*WHAT YOU NEED TO DO*
Each record must appear in your answer exactly as it does below.

*INPUT MATERIAL*
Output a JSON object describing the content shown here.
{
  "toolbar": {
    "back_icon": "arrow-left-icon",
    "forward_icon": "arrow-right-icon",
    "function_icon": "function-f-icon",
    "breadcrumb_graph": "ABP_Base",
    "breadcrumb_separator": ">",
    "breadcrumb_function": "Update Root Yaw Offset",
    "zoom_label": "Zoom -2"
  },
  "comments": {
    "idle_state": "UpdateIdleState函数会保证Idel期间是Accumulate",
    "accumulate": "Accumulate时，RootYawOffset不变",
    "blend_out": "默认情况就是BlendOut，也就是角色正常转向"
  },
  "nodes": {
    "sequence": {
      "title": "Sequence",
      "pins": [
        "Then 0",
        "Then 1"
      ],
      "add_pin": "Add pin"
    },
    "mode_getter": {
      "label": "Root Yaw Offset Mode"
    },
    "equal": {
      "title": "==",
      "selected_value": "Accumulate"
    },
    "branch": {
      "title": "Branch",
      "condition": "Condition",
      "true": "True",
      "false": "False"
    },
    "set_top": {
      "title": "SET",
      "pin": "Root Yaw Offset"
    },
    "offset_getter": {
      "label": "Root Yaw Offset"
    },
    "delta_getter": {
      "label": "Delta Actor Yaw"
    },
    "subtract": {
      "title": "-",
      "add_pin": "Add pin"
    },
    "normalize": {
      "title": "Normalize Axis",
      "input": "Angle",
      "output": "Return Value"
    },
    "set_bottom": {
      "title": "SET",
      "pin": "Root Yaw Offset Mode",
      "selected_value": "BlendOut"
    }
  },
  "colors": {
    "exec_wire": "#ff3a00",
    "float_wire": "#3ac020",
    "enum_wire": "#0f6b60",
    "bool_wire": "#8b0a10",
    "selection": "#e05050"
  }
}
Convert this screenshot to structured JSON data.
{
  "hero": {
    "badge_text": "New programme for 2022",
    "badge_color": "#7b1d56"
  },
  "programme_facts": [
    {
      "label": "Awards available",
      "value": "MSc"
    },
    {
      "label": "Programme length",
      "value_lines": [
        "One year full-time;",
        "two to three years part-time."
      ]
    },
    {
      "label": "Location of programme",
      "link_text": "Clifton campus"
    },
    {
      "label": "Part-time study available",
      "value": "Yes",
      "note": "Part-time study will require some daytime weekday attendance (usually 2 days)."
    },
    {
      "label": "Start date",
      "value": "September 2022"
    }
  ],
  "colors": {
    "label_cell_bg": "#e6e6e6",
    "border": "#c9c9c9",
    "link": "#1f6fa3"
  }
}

*OUTPUT OF THE EXERCISE*
Output a JSON object describing the content shown here.
{
  "toolbar": {
    "back_icon": "arrow-left-icon",
    "forward_icon": "arrow-right-icon",
    "function_icon": "function-f-icon",
    "breadcrumb_graph": "ABP_Base",
    "breadcrumb_separator": ">",
    "breadcrumb_function": "Update Root Yaw Offset",
    "zoom_label": "Zoom -2"
  },
  "comments": {
    "idle_state": "UpdateIdleState函数会保证Idel期间是Accumulate",
    "accumulate": "Accumulate时，RootYawOffset不变",
    "blend_out": "默认情况就是BlendOut，也就是角色正常转向"
  },
  "nodes": {
    "sequence": {
      "title": "Sequence",
      "pins": [
        "Then 0",
        "Then 1"
      ],
      "add_pin": "Add pin"
    },
    "mode_getter": {
      "label": "Root Yaw Offset Mode"
    },
    "equal": {
      "title": "==",
      "selected_value": "Accumulate"
    },
    "branch": {
      "title": "Branch",
      "condition": "Condition",
      "true": "True",
      "false": "False"
    },
    "set_top": {
      "title": "SET",
      "pin": "Root Yaw Offset"
    },
    "offset_getter": {
      "label": "Root Yaw Offset"
    },
    "delta_getter": {
      "label": "Delta Actor Yaw"
    },
    "subtract": {
      "title": "-",
      "add_pin": "Add pin"
    },
    "normalize": {
      "title": "Normalize Axis",
      "input": "Angle",
      "output": "Return Value"
    },
    "set_bottom": {
      "title": "SET",
      "pin": "Root Yaw Offset Mode",
      "selected_value": "BlendOut"
    }
  },
  "colors": {
    "exec_wire": "#ff3a00",
    "float_wire": "#3ac020",
    "enum_wire": "#0f6b60",
    "bool_wire": "#8b0a10",
    "selection": "#e05050"
  }
}
Convert this screenshot to structured JSON data.
{
  "hero": {
    "badge_text": "New programme for 2022",
    "badge_color": "#7b1d56"
  },
  "programme_facts": [
    {
      "label": "Awards available",
      "value": "MSc"
    },
    {
      "label": "Programme length",
      "value_lines": [
        "One year full-time;",
        "two to three years part-time."
      ]
    },
    {
      "label": "Location of programme",
      "link_text": "Clifton campus"
    },
    {
      "label": "Part-time study available",
      "value": "Yes",
      "note": "Part-time study will require some daytime weekday attendance (usually 2 days)."
    },
    {
      "label": "Start date",
      "value": "September 2022"
    }
  ],
  "colors": {
    "label_cell_bg": "#e6e6e6",
    "border": "#c9c9c9",
    "link": "#1f6fa3"
  }
}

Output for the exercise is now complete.